To avoid plagiarism, the History Departments encourages students to
a) use another person's work word for word only when putting the passage in quotation marks;
b) avoid copying key words or phrases from the original when gathering notes; otherwise, one is likely to transfer the same into the paper;
c) identify the author and source of words, ideas, etc. when paraphrasing;
d) acknowledge to the teacher the help received from others who have contributed to one's understanding of or completion of an assignment.
Source: History Department Policies
According to the Burroughs's Academic Integrity Statement, plagiarism results when a student passes off as one's own the ideas, words, thoughts, etc., of another; it is the use without credit of the ideas, experiences, productions, or work of someone else; it is an act of intellectual dishonesty.
This means you have borrowed another's words or ideas, and have not acknowledged that you have done so. You can avoid plagiarism by citing your sources!
Here are just a few reasons why cheating (which includes plagiarism!) is wrong:

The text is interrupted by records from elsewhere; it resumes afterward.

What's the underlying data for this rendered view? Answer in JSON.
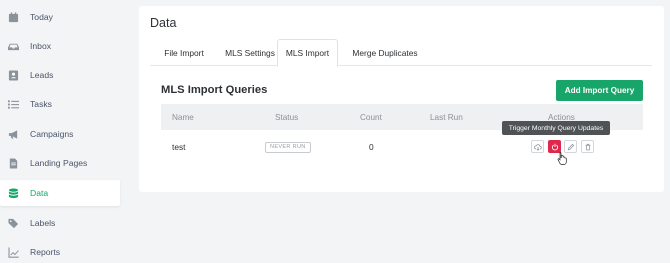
{
  "sidebar": {
    "items": [
      {
        "label": "Today",
        "icon": "calendar-icon"
      },
      {
        "label": "Inbox",
        "icon": "inbox-icon"
      },
      {
        "label": "Leads",
        "icon": "contact-card-icon"
      },
      {
        "label": "Tasks",
        "icon": "list-icon"
      },
      {
        "label": "Campaigns",
        "icon": "megaphone-icon"
      },
      {
        "label": "Landing Pages",
        "icon": "file-icon"
      },
      {
        "label": "Data",
        "icon": "database-icon",
        "active": true
      },
      {
        "label": "Labels",
        "icon": "tags-icon"
      },
      {
        "label": "Reports",
        "icon": "chart-line-icon"
      }
    ]
  },
  "main": {
    "title": "Data",
    "tabs": [
      {
        "label": "File Import"
      },
      {
        "label": "MLS Settings"
      },
      {
        "label": "MLS Import",
        "active": true
      },
      {
        "label": "Merge Duplicates"
      }
    ],
    "section_title": "MLS Import Queries",
    "add_button": "Add Import Query",
    "table": {
      "columns": [
        "Name",
        "Status",
        "Count",
        "Last Run",
        "Actions"
      ],
      "rows": [
        {
          "name": "test",
          "status": "NEVER RUN",
          "count": "0",
          "last_run": ""
        }
      ]
    },
    "tooltip": "Trigger Monthly Query Updates"
  },
  "colors": {
    "accent": "#18a56a",
    "danger": "#e0284c",
    "tooltip_bg": "#4f5356"
  }
}
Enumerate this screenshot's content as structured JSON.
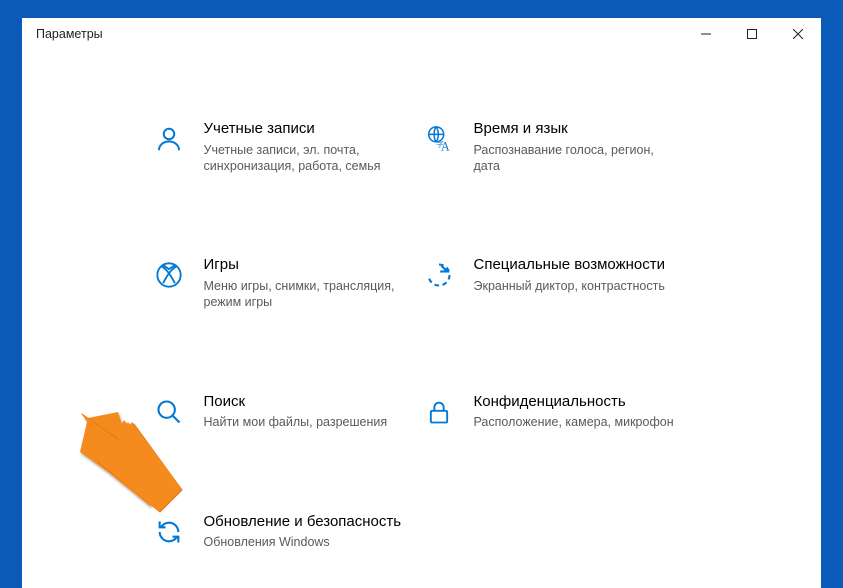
{
  "window": {
    "title": "Параметры"
  },
  "tiles": [
    {
      "title": "Учетные записи",
      "desc": "Учетные записи, эл. почта, синхронизация, работа, семья"
    },
    {
      "title": "Время и язык",
      "desc": "Распознавание голоса, регион, дата"
    },
    {
      "title": "Игры",
      "desc": "Меню игры, снимки, трансляция, режим игры"
    },
    {
      "title": "Специальные возможности",
      "desc": "Экранный диктор, контрастность"
    },
    {
      "title": "Поиск",
      "desc": "Найти мои файлы, разрешения"
    },
    {
      "title": "Конфиденциальность",
      "desc": "Расположение, камера, микрофон"
    },
    {
      "title": "Обновление и безопасность",
      "desc": "Обновления Windows"
    }
  ],
  "colors": {
    "accent": "#0078d4",
    "arrow": "#f58a1f"
  }
}
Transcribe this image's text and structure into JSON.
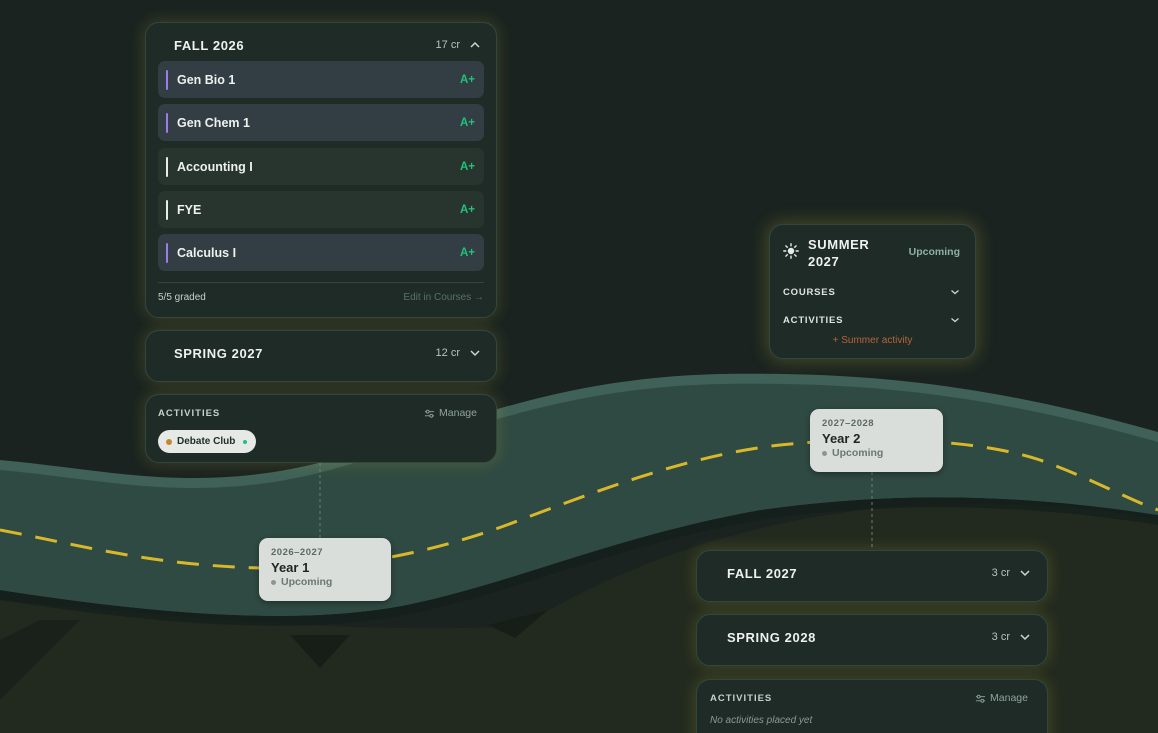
{
  "colors": {
    "background": "#1a2320",
    "road": "#2f4a42",
    "road_line": "#d8b82a",
    "grade": "#22c17a",
    "accent_purple": "#9a7ee6",
    "summer_add": "#b8643a",
    "upcoming": "#8fb0a6"
  },
  "fall_2026": {
    "title": "FALL 2026",
    "credits": "17 cr",
    "expanded": true,
    "courses": [
      {
        "name": "Gen Bio 1",
        "grade": "A+",
        "accent": "purple"
      },
      {
        "name": "Gen Chem 1",
        "grade": "A+",
        "accent": "purple"
      },
      {
        "name": "Accounting I",
        "grade": "A+",
        "accent": "white"
      },
      {
        "name": "FYE",
        "grade": "A+",
        "accent": "white"
      },
      {
        "name": "Calculus I",
        "grade": "A+",
        "accent": "purple"
      }
    ],
    "graded_text": "5/5 graded",
    "edit_link": "Edit in Courses →",
    "chevron_icon": "chevron-up-icon"
  },
  "spring_2027": {
    "title": "SPRING 2027",
    "credits": "12 cr",
    "chevron_icon": "chevron-down-icon"
  },
  "year1_activities": {
    "label": "ACTIVITIES",
    "manage_label": "Manage",
    "manage_icon": "sliders-icon",
    "chips": [
      {
        "label": "Debate Club"
      }
    ]
  },
  "year1": {
    "range": "2026–2027",
    "label": "Year 1",
    "status": "Upcoming"
  },
  "year2": {
    "range": "2027–2028",
    "label": "Year 2",
    "status": "Upcoming"
  },
  "summer_2027": {
    "icon": "sun-icon",
    "title_line1": "SUMMER",
    "title_line2": "2027",
    "status": "Upcoming",
    "courses_label": "COURSES",
    "activities_label": "ACTIVITIES",
    "add_activity": "+ Summer activity"
  },
  "fall_2027": {
    "title": "FALL 2027",
    "credits": "3 cr",
    "chevron_icon": "chevron-down-icon"
  },
  "spring_2028": {
    "title": "SPRING 2028",
    "credits": "3 cr",
    "chevron_icon": "chevron-down-icon"
  },
  "year2_activities": {
    "label": "ACTIVITIES",
    "manage_label": "Manage",
    "manage_icon": "sliders-icon",
    "empty_text": "No activities placed yet"
  }
}
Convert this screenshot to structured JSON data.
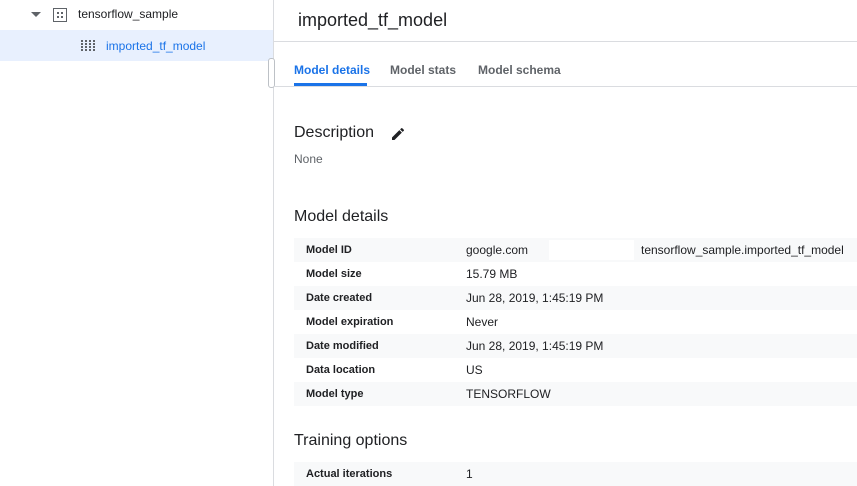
{
  "explorer": {
    "dataset_label": "tensorflow_sample",
    "model_label": "imported_tf_model"
  },
  "page": {
    "title": "imported_tf_model"
  },
  "tabs": [
    {
      "label": "Model details",
      "active": true
    },
    {
      "label": "Model stats",
      "active": false
    },
    {
      "label": "Model schema",
      "active": false
    }
  ],
  "description": {
    "heading": "Description",
    "value": "None"
  },
  "model_details": {
    "heading": "Model details",
    "rows": [
      {
        "key": "Model ID",
        "value": "google.com",
        "value2": "tensorflow_sample.imported_tf_model"
      },
      {
        "key": "Model size",
        "value": "15.79 MB"
      },
      {
        "key": "Date created",
        "value": "Jun 28, 2019, 1:45:19 PM"
      },
      {
        "key": "Model expiration",
        "value": "Never"
      },
      {
        "key": "Date modified",
        "value": "Jun 28, 2019, 1:45:19 PM"
      },
      {
        "key": "Data location",
        "value": "US"
      },
      {
        "key": "Model type",
        "value": "TENSORFLOW"
      }
    ]
  },
  "training_options": {
    "heading": "Training options",
    "rows": [
      {
        "key": "Actual iterations",
        "value": "1"
      }
    ]
  },
  "icons": {
    "expand": "caret-down-icon",
    "dataset": "dataset-icon",
    "model": "model-icon",
    "edit": "pencil-icon"
  },
  "colors": {
    "accent": "#1a73e8",
    "selected_bg": "#e8f0fe",
    "row_shade": "#f8f9fa"
  }
}
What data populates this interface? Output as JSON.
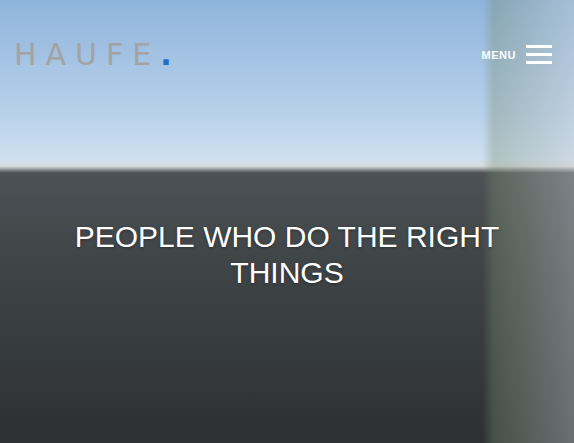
{
  "header": {
    "logo": {
      "text": "HAUFE",
      "mark": "."
    },
    "menu": {
      "label": "MENU"
    }
  },
  "hero": {
    "headline": "PEOPLE WHO DO THE RIGHT THINGS"
  }
}
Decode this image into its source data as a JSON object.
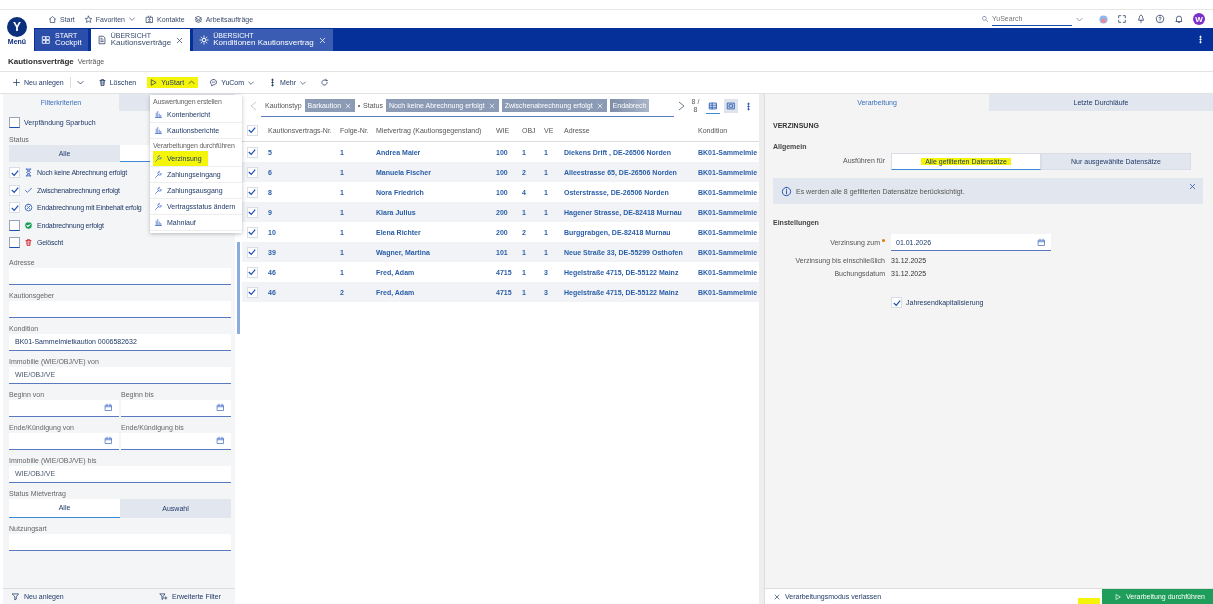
{
  "header": {
    "logo_letter": "Y",
    "menu_label": "Menü",
    "nav": [
      {
        "label": "Start",
        "kind": "home"
      },
      {
        "label": "Favoriten",
        "kind": "favorites"
      },
      {
        "label": "Kontakte",
        "kind": "contacts"
      },
      {
        "label": "Arbeitsaufträge",
        "kind": "tasks"
      }
    ],
    "search": {
      "placeholder": "YuSearch"
    },
    "avatar": "W"
  },
  "tabs": [
    {
      "caption": "START",
      "label": "Cockpit",
      "kind": "start",
      "selected": false,
      "closable": false
    },
    {
      "caption": "ÜBERSICHT",
      "label": "Kautionsverträge",
      "kind": "list",
      "selected": true,
      "closable": true
    },
    {
      "caption": "ÜBERSICHT",
      "label": "Konditionen Kautionsvertrag",
      "kind": "conditions",
      "selected": false,
      "closable": true
    }
  ],
  "page": {
    "title": "Kautionsverträge",
    "subtitle": "Verträge"
  },
  "toolbar": [
    {
      "label": "Neu anlegen",
      "kind": "new"
    },
    {
      "label": "Löschen",
      "kind": "delete"
    },
    {
      "label": "YuStart",
      "kind": "start",
      "expanded": true,
      "highlighted": true
    },
    {
      "label": "YuCom",
      "kind": "com",
      "expanded": false,
      "highlighted": false
    },
    {
      "label": "Mehr",
      "kind": "more",
      "expanded": false,
      "highlighted": false
    },
    {
      "kind": "refresh"
    }
  ],
  "menu": {
    "sections": [
      {
        "title": "Auswertungen erstellen",
        "items": [
          {
            "label": "Kontenbericht",
            "kind": "report",
            "highlighted": false
          },
          {
            "label": "Kautionsberichte",
            "kind": "report",
            "highlighted": false
          }
        ]
      },
      {
        "title": "Verarbeitungen durchführen",
        "items": [
          {
            "label": "Verzinsung",
            "kind": "process",
            "highlighted": true
          },
          {
            "label": "Zahlungseingang",
            "kind": "process",
            "highlighted": false
          },
          {
            "label": "Zahlungsausgang",
            "kind": "process",
            "highlighted": false
          },
          {
            "label": "Vertragsstatus ändern",
            "kind": "process",
            "highlighted": false
          },
          {
            "label": "Mahnlauf",
            "kind": "report",
            "highlighted": false
          }
        ]
      }
    ]
  },
  "filter": {
    "tabs": [
      {
        "label": "Filterkriterien",
        "selected": true
      }
    ],
    "pledge": {
      "label": "Verpfändung Sparbuch",
      "checked": false
    },
    "status": {
      "label": "Status",
      "options": [
        {
          "label": "Alle",
          "selected": false
        },
        {
          "selected": true
        }
      ],
      "items": [
        {
          "label": "Noch keine Abrechnung erfolgt",
          "kind": "open",
          "checked": true
        },
        {
          "label": "Zwischenabrechnung erfolgt",
          "kind": "interim",
          "checked": true
        },
        {
          "label": "Endabrechnung mit Einbehalt erfolg",
          "kind": "retained",
          "checked": true
        },
        {
          "label": "Endabrechnung erfolgt",
          "kind": "final",
          "checked": false
        },
        {
          "label": "Gelöscht",
          "kind": "deleted",
          "checked": false
        }
      ]
    },
    "fields": [
      {
        "kind": "text",
        "label": "Adresse"
      },
      {
        "kind": "text",
        "label": "Kautionsgeber"
      },
      {
        "kind": "text",
        "label": "Kondition",
        "value": "BK01-Sammelmietkaution 0006582632"
      },
      {
        "kind": "text",
        "label": "Immobilie (WIE/OBJ/VE) von",
        "placeholder": "WIE/OBJ/VE"
      },
      {
        "kind": "dates",
        "labels": [
          "Beginn von",
          "Beginn bis"
        ]
      },
      {
        "kind": "dates",
        "labels": [
          "Ende/Kündigung von",
          "Ende/Kündigung bis"
        ]
      },
      {
        "kind": "text",
        "label": "Immobilie (WIE/OBJ/VE) bis",
        "placeholder": "WIE/OBJ/VE"
      },
      {
        "kind": "toggle",
        "label": "Status Mietvertrag",
        "options": [
          {
            "label": "Alle",
            "selected": true
          },
          {
            "label": "Auswahl",
            "selected": false
          }
        ]
      },
      {
        "kind": "text",
        "label": "Nutzungsart"
      }
    ],
    "footer": [
      {
        "label": "Neu anlegen",
        "kind": "new"
      },
      {
        "label": "Erweiterte Filter",
        "kind": "advanced"
      }
    ]
  },
  "filter_bar": {
    "groups": [
      {
        "label": "Kautionstyp",
        "chips": [
          {
            "label": "Barkaution",
            "faded": false
          }
        ]
      },
      {
        "label": "Status",
        "chips": [
          {
            "label": "Noch keine Abrechnung erfolgt",
            "faded": false
          },
          {
            "label": "Zwischenabrechnung erfolgt",
            "faded": false
          },
          {
            "label": "Endabrech",
            "faded": true
          }
        ]
      }
    ],
    "count": "8 / 8"
  },
  "table": {
    "all_checked": true,
    "columns": [
      "Kautionsvertrags-Nr.",
      "Folge-Nr.",
      "Mietvertrag (Kautionsgegenstand)",
      "WIE",
      "OBJ",
      "VE",
      "Adresse",
      "Kondition"
    ],
    "rows": [
      {
        "checked": true,
        "cells": [
          "5",
          "1",
          "Andrea Maier",
          "100",
          "1",
          "1",
          "Diekens Drift , DE-26506 Norden",
          "BK01-Sammelmie"
        ]
      },
      {
        "checked": true,
        "cells": [
          "6",
          "1",
          "Manuela Fischer",
          "100",
          "2",
          "1",
          "Alleestrasse 65, DE-26506 Norden",
          "BK01-Sammelmie"
        ]
      },
      {
        "checked": true,
        "cells": [
          "8",
          "1",
          "Nora Friedrich",
          "100",
          "4",
          "1",
          "Osterstrasse, DE-26506 Norden",
          "BK01-Sammelmie"
        ]
      },
      {
        "checked": true,
        "cells": [
          "9",
          "1",
          "Klara Julius",
          "200",
          "1",
          "1",
          "Hagener Strasse, DE-82418 Murnau",
          "BK01-Sammelmie"
        ]
      },
      {
        "checked": true,
        "cells": [
          "10",
          "1",
          "Elena Richter",
          "200",
          "2",
          "1",
          "Burggrabgen, DE-82418 Murnau",
          "BK01-Sammelmie"
        ]
      },
      {
        "checked": true,
        "cells": [
          "39",
          "1",
          "Wagner, Martina",
          "101",
          "1",
          "1",
          "Neue Straße 33, DE-55299 Osthofen",
          "BK01-Sammelmie"
        ]
      },
      {
        "checked": true,
        "cells": [
          "46",
          "1",
          "Fred, Adam",
          "4715",
          "1",
          "3",
          "Hegelstraße 4715, DE-55122 Mainz",
          "BK01-Sammelmie"
        ]
      },
      {
        "checked": true,
        "cells": [
          "46",
          "2",
          "Fred, Adam",
          "4715",
          "1",
          "3",
          "Hegelstraße 4715, DE-55122 Mainz",
          "BK01-Sammelmie"
        ]
      }
    ]
  },
  "process": {
    "tabs": [
      {
        "label": "Verarbeitung",
        "selected": true
      },
      {
        "label": "Letzte Durchläufe",
        "selected": false
      }
    ],
    "title": "VERZINSUNG",
    "general": {
      "title": "Allgemein",
      "label": "Ausführen für",
      "options": [
        {
          "label": "Alle gefilterten Datensätze",
          "selected": true,
          "highlighted": true
        },
        {
          "label": "Nur ausgewählte Datensätze",
          "selected": false,
          "highlighted": false
        }
      ],
      "info": "Es werden alle 8 gefilterten Datensätze berücksichtigt."
    },
    "settings": {
      "title": "Einstellungen",
      "rows": [
        {
          "kind": "date",
          "label": "Verzinsung zum",
          "required": true,
          "value": "01.01.2026"
        },
        {
          "kind": "text",
          "label": "Verzinsung bis einschließlich",
          "required": false,
          "value": "31.12.2025"
        },
        {
          "kind": "text",
          "label": "Buchungsdatum",
          "required": false,
          "value": "31.12.2025"
        }
      ],
      "checkbox": {
        "label": "Jahresendkapitalisierung",
        "checked": true
      }
    },
    "cancel": "Verarbeitungsmodus verlassen",
    "run": {
      "label": "Verarbeitung durchführen",
      "highlighted": true
    }
  }
}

Source: Academic Practices, School Culture and Cheating Behavior, by Gary Niels